Waste. Few people like to think about it, much less discuss it. And yet, if we do not implement intelligent, safe procedures for handling waste, we are slowly, unconsciously poisoning ourselves.
For a particularly dramatic example, I quote sections of a Wikipedia article on Port Hope, Ontario:
“Port Hope … is known for having the largest volume of historic low-level radioactive wastes in Canada. These wastes were created by Eldorado Mining and Refining Limited … as a result of the refining process used to extract radium from uranium ore….
“In 1975, St. Mary’s School in Port Hope was evacuated because of high radon levels in the cafeteria. Investigators learned that large volumes of low-level radioactive wastes from uranium refining operations had been used as construction material in the school and all over town. Hundreds of buildings were found to be contaminated.
“Other problems came to light: three waste dumps leaking low-level radioactivity, low-level radioactive wastes dumped in the harbour, and low-level radioactive materials abandoned in open ravines around town. In all, 800,000 tons of contaminated material were identified for removal from Port Hope to be stored elsewhere.
“A federal Task Force spent eight years looking for a site for these wastes. Deep River, the bedroom community of Chalk River Laboratories, was the only candidate site to emerge. However, the federal government’s refusal to guarantee jobs for the nuclear scientists at Chalk River resulted in a rejection of the deal in 1997. By default, the low-level radioactive wastes remain at Port Hope.”
Of course, the way in which we choose to use our time effects the amount of waste we create in the first place. Consider: I can choose to make a jet ski date, buy all of the gear needed for me and my gal, buy the gas and oil for the adventure, and off we go. Or: I can choose to go on a hike with my gal, in an old pair of jeans and sneakers, enjoying without owning the sights and sounds which nature has provided for us.
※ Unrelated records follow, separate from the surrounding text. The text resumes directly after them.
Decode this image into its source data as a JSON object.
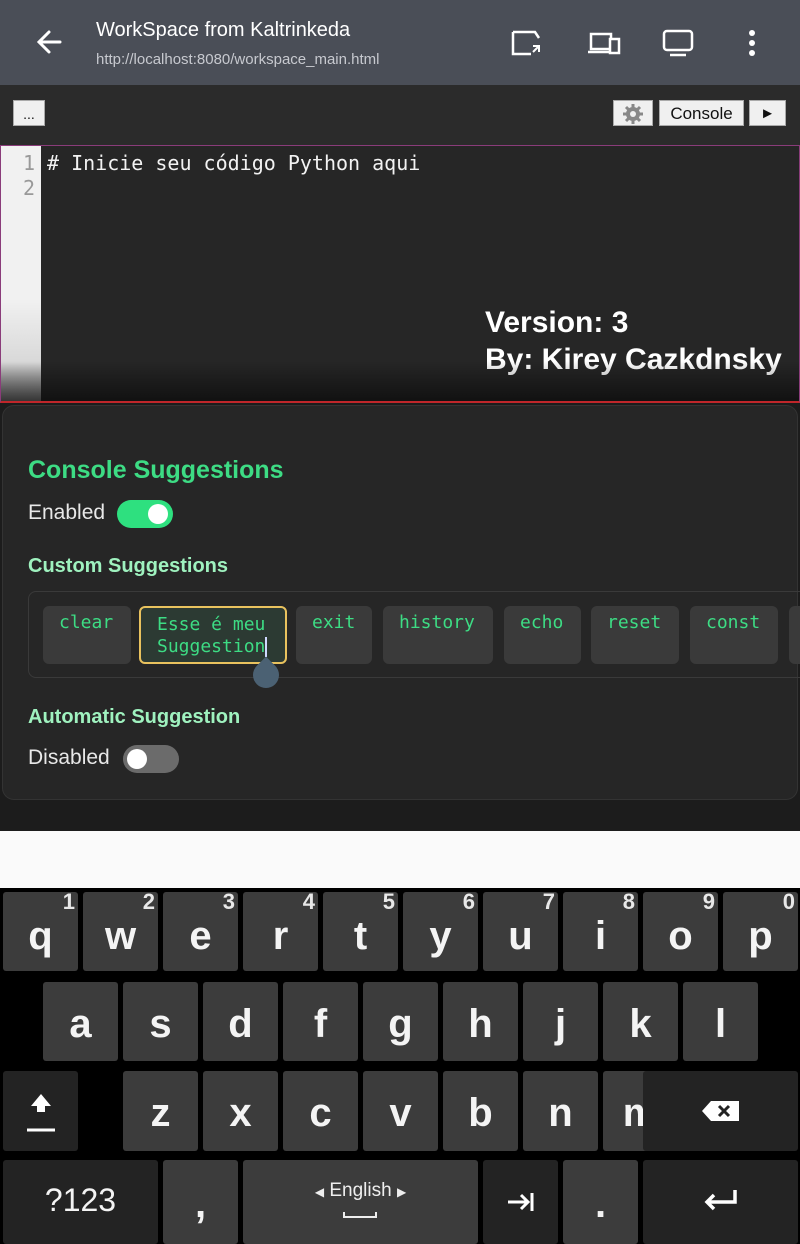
{
  "appbar": {
    "title": "WorkSpace from Kaltrinkeda",
    "url": "http://localhost:8080/workspace_main.html",
    "icons": [
      "back-arrow-icon",
      "cast-icon",
      "devices-icon",
      "monitor-icon",
      "more-vert-icon"
    ]
  },
  "toolbar": {
    "menu_label": "...",
    "settings_icon": "gear-icon",
    "console_label": "Console",
    "run_label": "►"
  },
  "editor": {
    "line_numbers": [
      "1",
      "2"
    ],
    "code": "# Inicie seu código Python aqui",
    "version_text": "Version: 3",
    "author_text": "By: Kirey Cazkdnsky"
  },
  "panel": {
    "title": "Console Suggestions",
    "enabled_label": "Enabled",
    "enabled_on": true,
    "custom_title": "Custom Suggestions",
    "chips": [
      "clear",
      "Esse é meu Suggestion",
      "exit",
      "history",
      "echo",
      "reset",
      "const"
    ],
    "selected_chip_line1": "Esse é meu",
    "selected_chip_line2": "Suggestion",
    "auto_title": "Automatic Suggestion",
    "auto_label": "Disabled",
    "auto_on": false
  },
  "keyboard": {
    "row1": [
      {
        "k": "q",
        "n": "1"
      },
      {
        "k": "w",
        "n": "2"
      },
      {
        "k": "e",
        "n": "3"
      },
      {
        "k": "r",
        "n": "4"
      },
      {
        "k": "t",
        "n": "5"
      },
      {
        "k": "y",
        "n": "6"
      },
      {
        "k": "u",
        "n": "7"
      },
      {
        "k": "i",
        "n": "8"
      },
      {
        "k": "o",
        "n": "9"
      },
      {
        "k": "p",
        "n": "0"
      }
    ],
    "row2": [
      "a",
      "s",
      "d",
      "f",
      "g",
      "h",
      "j",
      "k",
      "l"
    ],
    "row3": [
      "z",
      "x",
      "c",
      "v",
      "b",
      "n",
      "m"
    ],
    "symbols_label": "?123",
    "comma_label": ",",
    "space_label": "English",
    "period_label": ".",
    "colors": {
      "key": "#3c3c3c",
      "special": "#232323",
      "background": "#000000"
    }
  },
  "colors": {
    "accent_green": "#3ddc84",
    "heading_green": "#9ff2bf",
    "chip_border_selected": "#e9c25e"
  }
}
It is fun playing with all of our new gadgets. But let us think from “cradle to cradle” rather than from “cradle to grave.” That is, when we build something, let us think of all of the side effects of its creation, use, and destruction.
Enjoy the beautiful day!